Introduction to Traffic Simulation
It is the mathematical modeling of transportation systems (e.g., freeway junctions, arterial routes, roundabouts, downtown grid systems, etc.) through the application of computer software to better help plan, design and operate transportation systems. Simulation in transportation is important because it can study models too complicated for analytical or numerical treatment, can be used for experimental studies, can study detailed relations that might be lost in analytical or numerical treatment and can produce attractive visual demonstrations of present and future scenarios.
Why / Objectives of Simulation
- Applied to complex systems which cannot be modelled or solved mathematically e.g. congested intersections.
- Fast and easy modelling of ground conditions and network elements.
Softwares for Micro Simulation
- Cube Dynasim
Functions of PTV Vissim
- Planning and operational analysis of transport systems
- The software can draw realistic lane geometry which ensures the accurate representation of roads and highways
- Accurate representation of all network elements.
- 2D and 3D animations for understanding and presentation.
Calibration of Simulation Softwares
It is the adjustment of different parameters in the software to represent ground conditions realistically. The calibrated models are then validated by cross checking. It is done by comparing ground volume and travel times with the software output. If the error range is within 5% the model is said to be calibrated otherwise, adjust the parameters again and validate.

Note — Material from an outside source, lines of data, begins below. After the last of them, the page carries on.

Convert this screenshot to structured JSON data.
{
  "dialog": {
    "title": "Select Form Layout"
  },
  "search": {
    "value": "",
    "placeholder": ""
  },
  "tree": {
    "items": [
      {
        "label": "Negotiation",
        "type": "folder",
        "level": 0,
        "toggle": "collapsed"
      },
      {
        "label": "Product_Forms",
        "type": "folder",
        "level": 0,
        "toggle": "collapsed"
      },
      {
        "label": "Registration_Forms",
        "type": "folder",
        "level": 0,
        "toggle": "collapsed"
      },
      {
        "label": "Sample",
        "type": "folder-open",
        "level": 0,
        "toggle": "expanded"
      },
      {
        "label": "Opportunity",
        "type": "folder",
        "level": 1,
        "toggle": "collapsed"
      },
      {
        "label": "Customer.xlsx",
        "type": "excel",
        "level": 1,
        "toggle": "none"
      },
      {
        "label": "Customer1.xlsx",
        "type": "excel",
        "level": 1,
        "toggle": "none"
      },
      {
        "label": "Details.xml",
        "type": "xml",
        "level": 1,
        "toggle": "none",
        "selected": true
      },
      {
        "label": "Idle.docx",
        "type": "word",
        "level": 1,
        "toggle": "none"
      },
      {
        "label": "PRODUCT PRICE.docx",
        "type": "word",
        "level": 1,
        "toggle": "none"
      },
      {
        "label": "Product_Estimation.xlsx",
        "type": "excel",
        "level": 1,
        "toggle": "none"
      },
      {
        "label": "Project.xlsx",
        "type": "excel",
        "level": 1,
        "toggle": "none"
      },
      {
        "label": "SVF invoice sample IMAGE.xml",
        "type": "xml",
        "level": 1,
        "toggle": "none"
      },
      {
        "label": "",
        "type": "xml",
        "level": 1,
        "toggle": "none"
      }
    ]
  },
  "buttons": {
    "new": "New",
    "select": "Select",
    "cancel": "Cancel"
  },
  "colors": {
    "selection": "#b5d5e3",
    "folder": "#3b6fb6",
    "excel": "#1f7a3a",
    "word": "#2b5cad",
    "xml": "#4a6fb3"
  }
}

Calibration of the model, whether macro or micro, is a critical step in the development of a reliable and useful simulation model. Calibration of a micro simulation model will require more time and effort because of the wider range of factors and inputs that influence the model results and output. Some of the parameters that can be used for calibration include volume, density, travel time, speed and flow rate. These parameters are different for different modes.